[Component data from apps and pages]
________________________
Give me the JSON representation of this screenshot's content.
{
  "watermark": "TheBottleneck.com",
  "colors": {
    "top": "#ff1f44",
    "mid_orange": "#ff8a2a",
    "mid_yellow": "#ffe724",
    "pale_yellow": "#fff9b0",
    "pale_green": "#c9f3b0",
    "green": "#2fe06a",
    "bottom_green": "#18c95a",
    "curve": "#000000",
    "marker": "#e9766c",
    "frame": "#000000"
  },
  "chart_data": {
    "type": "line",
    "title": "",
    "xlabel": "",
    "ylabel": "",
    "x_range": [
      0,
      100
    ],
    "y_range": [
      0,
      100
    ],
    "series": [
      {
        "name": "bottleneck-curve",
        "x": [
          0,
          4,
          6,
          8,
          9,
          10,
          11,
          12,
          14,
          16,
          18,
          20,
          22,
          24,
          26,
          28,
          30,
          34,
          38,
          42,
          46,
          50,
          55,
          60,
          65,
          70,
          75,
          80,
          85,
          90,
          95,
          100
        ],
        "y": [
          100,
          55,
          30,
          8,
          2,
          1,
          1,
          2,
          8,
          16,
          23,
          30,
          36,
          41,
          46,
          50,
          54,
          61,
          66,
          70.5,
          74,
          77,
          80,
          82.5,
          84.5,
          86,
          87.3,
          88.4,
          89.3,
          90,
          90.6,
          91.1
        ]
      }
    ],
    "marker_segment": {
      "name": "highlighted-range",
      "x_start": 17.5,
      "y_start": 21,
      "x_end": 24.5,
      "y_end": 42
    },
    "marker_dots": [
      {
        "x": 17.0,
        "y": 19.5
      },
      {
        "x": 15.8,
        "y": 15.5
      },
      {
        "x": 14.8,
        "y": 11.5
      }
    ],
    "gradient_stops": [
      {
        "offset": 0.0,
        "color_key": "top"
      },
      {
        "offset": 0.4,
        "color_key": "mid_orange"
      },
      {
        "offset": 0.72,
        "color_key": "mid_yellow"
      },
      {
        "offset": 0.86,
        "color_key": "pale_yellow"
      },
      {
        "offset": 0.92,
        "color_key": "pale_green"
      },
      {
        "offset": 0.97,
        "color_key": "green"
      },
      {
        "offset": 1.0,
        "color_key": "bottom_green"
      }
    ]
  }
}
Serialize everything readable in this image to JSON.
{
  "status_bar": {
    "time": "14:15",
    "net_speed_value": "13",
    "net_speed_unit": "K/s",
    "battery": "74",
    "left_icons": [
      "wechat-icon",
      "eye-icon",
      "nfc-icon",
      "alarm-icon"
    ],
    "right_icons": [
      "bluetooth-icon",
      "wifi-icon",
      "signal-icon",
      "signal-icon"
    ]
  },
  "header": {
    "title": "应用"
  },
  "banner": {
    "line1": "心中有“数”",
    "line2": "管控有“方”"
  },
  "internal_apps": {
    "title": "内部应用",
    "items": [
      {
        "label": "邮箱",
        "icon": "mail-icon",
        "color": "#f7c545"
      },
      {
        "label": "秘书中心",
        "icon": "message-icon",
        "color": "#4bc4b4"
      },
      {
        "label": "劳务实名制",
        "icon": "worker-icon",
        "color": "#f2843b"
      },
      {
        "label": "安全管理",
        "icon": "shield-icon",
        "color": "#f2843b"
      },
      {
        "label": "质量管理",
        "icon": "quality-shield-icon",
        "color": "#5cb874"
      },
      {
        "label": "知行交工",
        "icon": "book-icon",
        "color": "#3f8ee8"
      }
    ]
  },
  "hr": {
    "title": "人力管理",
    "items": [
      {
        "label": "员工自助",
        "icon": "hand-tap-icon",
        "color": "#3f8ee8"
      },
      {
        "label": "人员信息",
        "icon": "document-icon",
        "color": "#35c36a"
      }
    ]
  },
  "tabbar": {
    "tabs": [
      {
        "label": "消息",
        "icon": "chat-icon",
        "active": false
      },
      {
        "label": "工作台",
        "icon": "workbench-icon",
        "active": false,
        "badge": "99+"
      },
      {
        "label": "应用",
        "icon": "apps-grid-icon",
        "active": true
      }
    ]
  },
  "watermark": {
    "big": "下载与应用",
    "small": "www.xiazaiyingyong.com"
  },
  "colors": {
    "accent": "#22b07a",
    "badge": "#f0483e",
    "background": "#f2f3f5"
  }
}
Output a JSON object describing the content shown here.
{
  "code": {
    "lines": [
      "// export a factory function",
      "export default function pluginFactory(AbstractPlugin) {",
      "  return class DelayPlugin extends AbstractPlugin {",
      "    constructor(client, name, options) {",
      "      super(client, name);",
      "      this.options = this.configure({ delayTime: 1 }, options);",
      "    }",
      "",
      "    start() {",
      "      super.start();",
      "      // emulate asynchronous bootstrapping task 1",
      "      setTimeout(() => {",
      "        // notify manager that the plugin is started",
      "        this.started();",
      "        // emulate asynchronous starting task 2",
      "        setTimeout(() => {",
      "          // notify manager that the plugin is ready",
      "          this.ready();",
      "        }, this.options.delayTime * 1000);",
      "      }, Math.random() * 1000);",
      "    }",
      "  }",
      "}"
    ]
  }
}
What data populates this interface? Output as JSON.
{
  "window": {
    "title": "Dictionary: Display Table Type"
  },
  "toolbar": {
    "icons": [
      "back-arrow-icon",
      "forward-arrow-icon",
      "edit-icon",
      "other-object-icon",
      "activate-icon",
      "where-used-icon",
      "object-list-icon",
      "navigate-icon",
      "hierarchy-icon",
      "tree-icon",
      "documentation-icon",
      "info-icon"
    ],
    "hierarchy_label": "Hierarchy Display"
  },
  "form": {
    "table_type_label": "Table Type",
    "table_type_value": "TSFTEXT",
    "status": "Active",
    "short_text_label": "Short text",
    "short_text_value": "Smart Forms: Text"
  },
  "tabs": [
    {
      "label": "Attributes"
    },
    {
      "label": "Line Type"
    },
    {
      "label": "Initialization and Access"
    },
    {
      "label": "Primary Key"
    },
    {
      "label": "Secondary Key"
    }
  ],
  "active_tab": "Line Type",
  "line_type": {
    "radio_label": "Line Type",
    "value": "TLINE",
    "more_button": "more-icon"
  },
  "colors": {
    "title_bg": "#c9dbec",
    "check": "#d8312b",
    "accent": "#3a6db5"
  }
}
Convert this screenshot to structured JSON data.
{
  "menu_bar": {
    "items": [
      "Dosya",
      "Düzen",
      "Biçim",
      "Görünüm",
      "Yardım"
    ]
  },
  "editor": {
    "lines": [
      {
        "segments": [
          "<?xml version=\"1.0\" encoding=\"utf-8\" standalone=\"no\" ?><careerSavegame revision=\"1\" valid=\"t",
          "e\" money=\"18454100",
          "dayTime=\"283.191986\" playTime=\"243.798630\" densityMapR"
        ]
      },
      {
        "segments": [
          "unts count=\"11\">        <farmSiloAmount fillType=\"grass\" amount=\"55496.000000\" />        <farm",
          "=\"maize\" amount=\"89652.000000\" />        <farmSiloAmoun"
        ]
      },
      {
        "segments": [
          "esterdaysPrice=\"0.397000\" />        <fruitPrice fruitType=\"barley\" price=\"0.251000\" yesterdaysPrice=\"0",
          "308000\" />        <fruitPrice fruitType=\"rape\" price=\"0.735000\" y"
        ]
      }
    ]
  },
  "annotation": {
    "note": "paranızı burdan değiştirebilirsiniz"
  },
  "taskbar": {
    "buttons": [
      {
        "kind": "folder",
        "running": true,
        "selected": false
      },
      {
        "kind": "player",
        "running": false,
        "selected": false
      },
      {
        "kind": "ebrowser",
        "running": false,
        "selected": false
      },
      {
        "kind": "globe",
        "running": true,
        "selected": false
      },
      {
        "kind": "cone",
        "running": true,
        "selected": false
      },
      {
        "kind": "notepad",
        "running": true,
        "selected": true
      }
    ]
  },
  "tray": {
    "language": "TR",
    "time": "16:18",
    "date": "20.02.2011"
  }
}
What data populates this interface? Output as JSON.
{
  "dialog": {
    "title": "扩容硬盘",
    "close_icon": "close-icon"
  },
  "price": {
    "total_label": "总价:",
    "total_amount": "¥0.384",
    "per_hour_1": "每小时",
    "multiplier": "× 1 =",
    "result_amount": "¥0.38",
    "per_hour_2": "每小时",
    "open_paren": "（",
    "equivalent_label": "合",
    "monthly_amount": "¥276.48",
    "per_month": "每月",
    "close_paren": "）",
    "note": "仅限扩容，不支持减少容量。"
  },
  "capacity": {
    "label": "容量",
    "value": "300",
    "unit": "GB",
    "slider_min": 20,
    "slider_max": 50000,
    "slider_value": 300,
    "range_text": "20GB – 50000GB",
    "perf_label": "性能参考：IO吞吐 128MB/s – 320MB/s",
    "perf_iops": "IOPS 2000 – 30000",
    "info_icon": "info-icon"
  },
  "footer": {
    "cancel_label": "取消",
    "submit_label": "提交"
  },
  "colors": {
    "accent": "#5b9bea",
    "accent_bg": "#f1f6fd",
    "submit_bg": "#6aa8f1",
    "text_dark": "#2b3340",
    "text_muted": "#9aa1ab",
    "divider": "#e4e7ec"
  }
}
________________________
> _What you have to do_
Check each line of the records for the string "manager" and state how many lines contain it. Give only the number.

> _Exercise answer_
2